Grappling, sparring and ground fighting — all can be found in the mixed martial art of jiu-jitsu. Though its inception dates back to 1882, this combat sport has recently found a place at the University of Toledo.
The Brazilian Jiu-Jitsu Club was started last week by third-year exercise science student Jason Olree and fifth-year economics student Patrick McPhillips.
“Personally, I intend to teach jiu-jitsu for the rest of my life,” Olree said. “It’s where I want my career field to end up, and what better place to start than here?”
Both Olree and McPhillips, the president and vice president, have backgrounds in various contact sports, including mixed martial arts, boxing and tae kwon do.
Olree said his interest in mixed martial arts started his senior year of high school.
“Originally I wanted to get into boxing and stuff like that,” he said, “but for medical reasons I wasn’t able to. That’s when I stumbled onto jiu-jitsu and fell in love with the intricacy of it and how complex it is.”
Olree said jiu-jitsu helps students develop a moral code they can use in any situation, not just when fighting.
“You can apply jiu-jitsu to almost anything in life,” he said.
On the other hand, McPhillips found jiu-jitsu fulfilled his desire to find a more competitive sport.
“When I was younger, I did tae kwon do and stuff, but I didn’t really like it,” McPhillips said.
Instead, he was looking for something with a bit more physical contact.
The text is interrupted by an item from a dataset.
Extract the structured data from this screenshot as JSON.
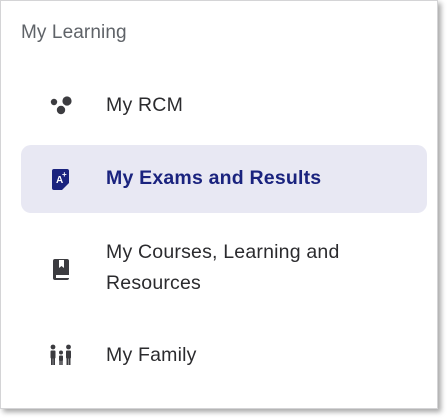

“When I got older, I did wrestling for a bit,” McPhillips said, “until some off-season injuries kept me out of it. In high school I found MMA, and competed once in the cage before coming to college.”
According to McPhillips, his obvious skills in grappling and submission techniques led him to decide to pursue Brazilian jiu-jitsu. Grappling refers to techniques, maneuvers and counters applied to an opponent in order to gain a physical advantage, such as improving position or escaping.
Chase Helmick, a third-year mechanical engineering student and member, said he was excited to join so he could learn some self-defense without having to travel far or pay expensive membership fees.
“I’m glad I don’t have to go off-campus to learn,” Helmick said.
Not all club members joined to learn though. Some students just wanted to have fun or get some exercise.
“I really appreciate what they did to put this club together,” said Nathan Young, a fourth-year psychology student and member. “It’s good to have a great time and learn at the same time.”
Chris Clay, a member and fourth-year majoring in computer science agreed that the club is extremely fun, but also said it’s an intense workout.
“You burn hundreds of calories,” Clay said.
Despite their various reasons for joining, all the members wanted to have fun interacting with other students like themselves.
“I like that we go straight into new material, and when you do it with people you know, it’s a lot of fun,” said Eric Bondarenko, a first-year civil engineering student.
Olree said he and McPhillips teach the members jiu-jitsu techniques with the main emphasis on safety, making sure each student understands the concept so they don’t accidentally injure each other.
Because they are a brand new organization, the club doesn’t participate in any tournaments or competitions, but Olree said that once they become more active and gain more members, public competition is something they strive for in the future.